    Loved it!
    The whole “voyeur” cam was interesting too.
    It would be nice if there was a location where the video segments could be watched sequentially to see firsthand the advancements he’s talking about.
    Nice work.

  2. Mihai says:

    Today, the vision of new silicon cpu architecture is to make small transistors and multicore processors but the heat disipation is not helped at all. There is one thing who never changed until now, and this is the core
    dimensions. Why is that? You will say -the answer is simple because the technology got smaller. Let see what’s happen in the processors. The heat made by hundreads of transistors in the early 60′ now is bringed
    to the same surface by millions of transitors. Beside the efect trasistor leakage who make
    the cpu temperature rise and the load of procesor, the heat concentration of today processors make us wonder.. untill when we can use the fans for cpu’s?. Now let see bigger, imagine those small transistors with large spaces between them, the heat power is not in the focal point and destruction of silicone is not possible anymore. Imagine a cpu like a large papper sticked with an aluminium radiator, without the fans and with a low temperature. This would change the world of peoples who need to work eight, ten hours
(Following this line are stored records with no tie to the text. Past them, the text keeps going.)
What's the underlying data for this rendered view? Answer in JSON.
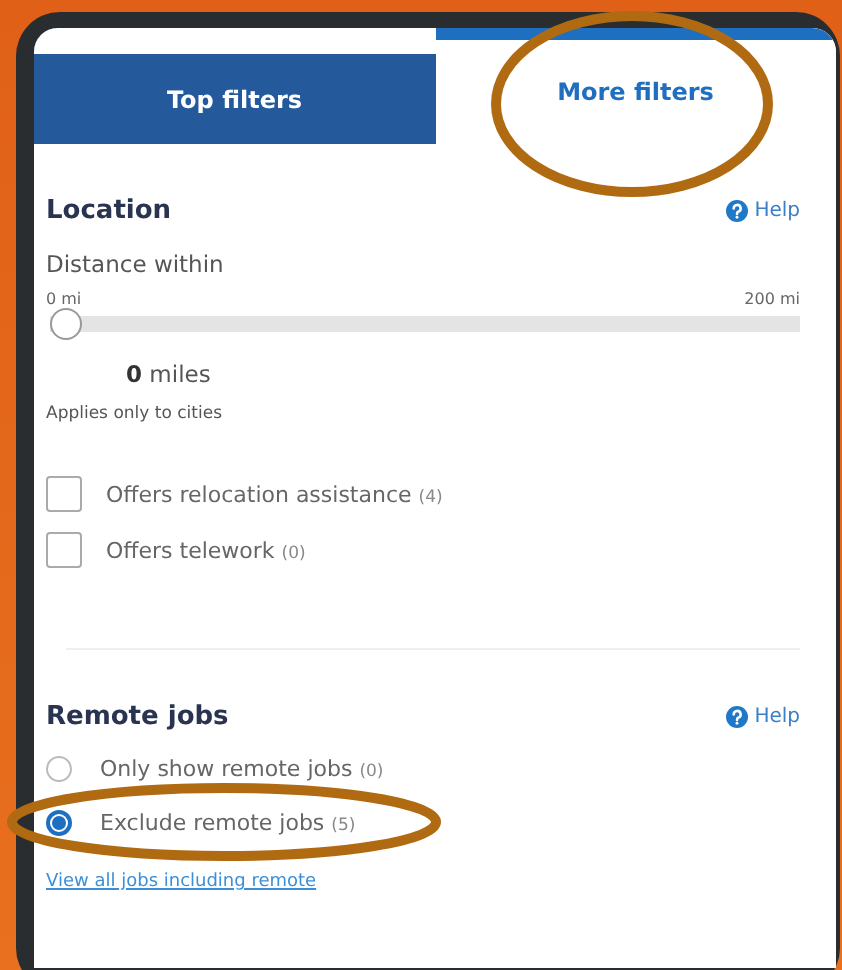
{
  "tabs": [
    {
      "label": "Top filters",
      "selected": false
    },
    {
      "label": "More filters",
      "selected": true
    }
  ],
  "location": {
    "title": "Location",
    "help": "Help",
    "distance_label": "Distance within",
    "min_label": "0 mi",
    "max_label": "200 mi",
    "level": 0,
    "value": "0",
    "unit": "miles",
    "note": "Applies only to cities",
    "options": [
      {
        "label": "Offers relocation assistance",
        "count": "(4)",
        "checked": false
      },
      {
        "label": "Offers telework",
        "count": "(0)",
        "checked": false
      }
    ]
  },
  "remote": {
    "title": "Remote jobs",
    "help": "Help",
    "options": [
      {
        "label": "Only show remote jobs",
        "count": "(0)",
        "selected": false
      },
      {
        "label": "Exclude remote jobs",
        "count": "(5)",
        "selected": true
      }
    ],
    "link": "View all jobs including remote"
  }
}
    in front of computers, five days a week. This technology can be extented to all hardware devices who use transitors.